Somerville’s Planting 575 New Trees This Month
It’s part of a big push to bring 2,000 new trees to the city’s sidewalks by 2015.
Residents won’t have to travel to a nearby park in order to enjoy the foliage in Somerville.
As part of a push to beautify the city’s sidewalks, and create an urban landscape that’s easy on the eyes, city officials announced they are in the midst of planting 575 new trees all around Somerville during the month of July.
“It’s a big project, it’s definitely going to be a big impact on the city,” said Rachel Kelly, Somerville’s Green Infrastructure Planner. “It’s been going quickly, they are moving pretty fast. It’s been great. One of the big reasons we wanted to do this was because of how important trees are to our health and our welfare. Somerville is surrounded by highways to a degree, and a big part of this is we need these because it’s a quality-of-life benefit.”
The “plant blitzing,” which started in 2011 after the city’s Urban Forest Initiative conducted an extensive tree inventory, will bring the total number of trees recently planted on Somerville’s streets up to 1,000. The goal of the entire project is to double the work that has already been completed, adding 2,000 new trees to various neighborhoods citywide by 2015, officials said.

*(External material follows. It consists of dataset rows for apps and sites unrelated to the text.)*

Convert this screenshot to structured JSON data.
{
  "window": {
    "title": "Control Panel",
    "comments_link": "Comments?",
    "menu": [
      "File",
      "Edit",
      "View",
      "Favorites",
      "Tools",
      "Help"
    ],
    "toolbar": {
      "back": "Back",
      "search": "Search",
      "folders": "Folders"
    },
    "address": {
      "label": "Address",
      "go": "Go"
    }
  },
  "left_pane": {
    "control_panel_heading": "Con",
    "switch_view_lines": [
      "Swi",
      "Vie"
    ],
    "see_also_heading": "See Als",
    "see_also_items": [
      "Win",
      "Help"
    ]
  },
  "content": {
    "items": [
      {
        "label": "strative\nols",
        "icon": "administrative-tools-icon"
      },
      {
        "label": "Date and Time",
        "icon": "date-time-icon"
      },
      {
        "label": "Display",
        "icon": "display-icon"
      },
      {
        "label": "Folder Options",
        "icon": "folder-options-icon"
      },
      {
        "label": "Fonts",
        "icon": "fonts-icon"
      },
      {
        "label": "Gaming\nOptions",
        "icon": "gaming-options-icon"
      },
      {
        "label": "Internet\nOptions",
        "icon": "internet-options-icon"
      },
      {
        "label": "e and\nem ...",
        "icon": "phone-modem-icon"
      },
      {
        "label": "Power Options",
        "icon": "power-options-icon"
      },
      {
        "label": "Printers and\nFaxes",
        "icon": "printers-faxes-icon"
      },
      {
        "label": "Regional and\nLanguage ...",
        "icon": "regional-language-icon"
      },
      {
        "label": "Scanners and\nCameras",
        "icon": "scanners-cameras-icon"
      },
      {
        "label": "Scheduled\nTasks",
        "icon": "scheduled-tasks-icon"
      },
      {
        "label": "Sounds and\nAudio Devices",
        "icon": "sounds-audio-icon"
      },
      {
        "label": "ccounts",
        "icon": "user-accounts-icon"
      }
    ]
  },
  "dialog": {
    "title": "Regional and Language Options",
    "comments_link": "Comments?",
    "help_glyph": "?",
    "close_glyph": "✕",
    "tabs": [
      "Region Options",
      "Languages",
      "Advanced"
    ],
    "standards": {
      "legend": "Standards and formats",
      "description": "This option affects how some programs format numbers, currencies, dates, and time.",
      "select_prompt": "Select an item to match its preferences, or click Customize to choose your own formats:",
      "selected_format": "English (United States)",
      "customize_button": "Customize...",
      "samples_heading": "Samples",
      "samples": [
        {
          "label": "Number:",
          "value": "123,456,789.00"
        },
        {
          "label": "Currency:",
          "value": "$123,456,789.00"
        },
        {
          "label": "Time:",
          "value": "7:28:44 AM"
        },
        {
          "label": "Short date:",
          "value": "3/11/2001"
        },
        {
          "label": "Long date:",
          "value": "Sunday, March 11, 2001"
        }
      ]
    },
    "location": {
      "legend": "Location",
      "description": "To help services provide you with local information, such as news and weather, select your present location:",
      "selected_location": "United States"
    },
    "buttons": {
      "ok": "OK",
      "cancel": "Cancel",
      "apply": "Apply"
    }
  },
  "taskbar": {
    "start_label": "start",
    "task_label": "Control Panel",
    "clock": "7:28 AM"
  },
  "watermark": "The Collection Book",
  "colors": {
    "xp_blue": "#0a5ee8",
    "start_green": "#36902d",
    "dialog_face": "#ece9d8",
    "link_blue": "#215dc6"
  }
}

The installations are being funded by $75,000 in annual federal grants, with additional support from the city’s budget.
Workers have been preparing for the plantings, working from the West side of the city toward the East, by digging into the sidewalk’s concrete, and marking the spots with two pieces of wood tied together by yellow caution tape.
Denise Taylor, director of communications and community engagement, said the unsightly markings have caused a lot of confusion for residents, and the city has been fielding inquiries about the sites where the crumbling walkways have been jackhammered to make room for the new trees. “We have had a lot of people asking about this,” she said of the areas where the sidewalk has been disturbed. “They have caused lots of confusion and curiosity and excitement.”
With most of the “pits” dug up, workers will return to the sites with a backhoe and tree, lifting up the entire slab before Central Nurseries, the company leading the installations, puts the trees into the ground.
Kelly said the trees are under a care and warranty plan for the next three years, so during that time Central Nurseries will be keeping an inventory of the project’s progress, and tending to the watering in the summers. If the tree dies or takes on a disease, they will have to replace it. “They are maintained, and once they are in we know that they are going to be watered,” said Kelly. “It gives them time to get established. They can really take root and thrive.”
A total of twelve species of trees will be planted over the course of the month, including red maple, silver linden, and sweetgum. Taylor said the trees won’t only make the city more vibrant, but they will also bring shade and energy savings to houses nearby.
Trees in urban settings have also been credited with helping slow down drivers weaving through city streets. “There are all kinds of beneficial aspects beside the fact that they are pretty,” she said. “They calm traffic. Streets with trees that drivers are on tend to make them drive more slowly. It’s an interesting phenomenon. It helps, especially on side streets.”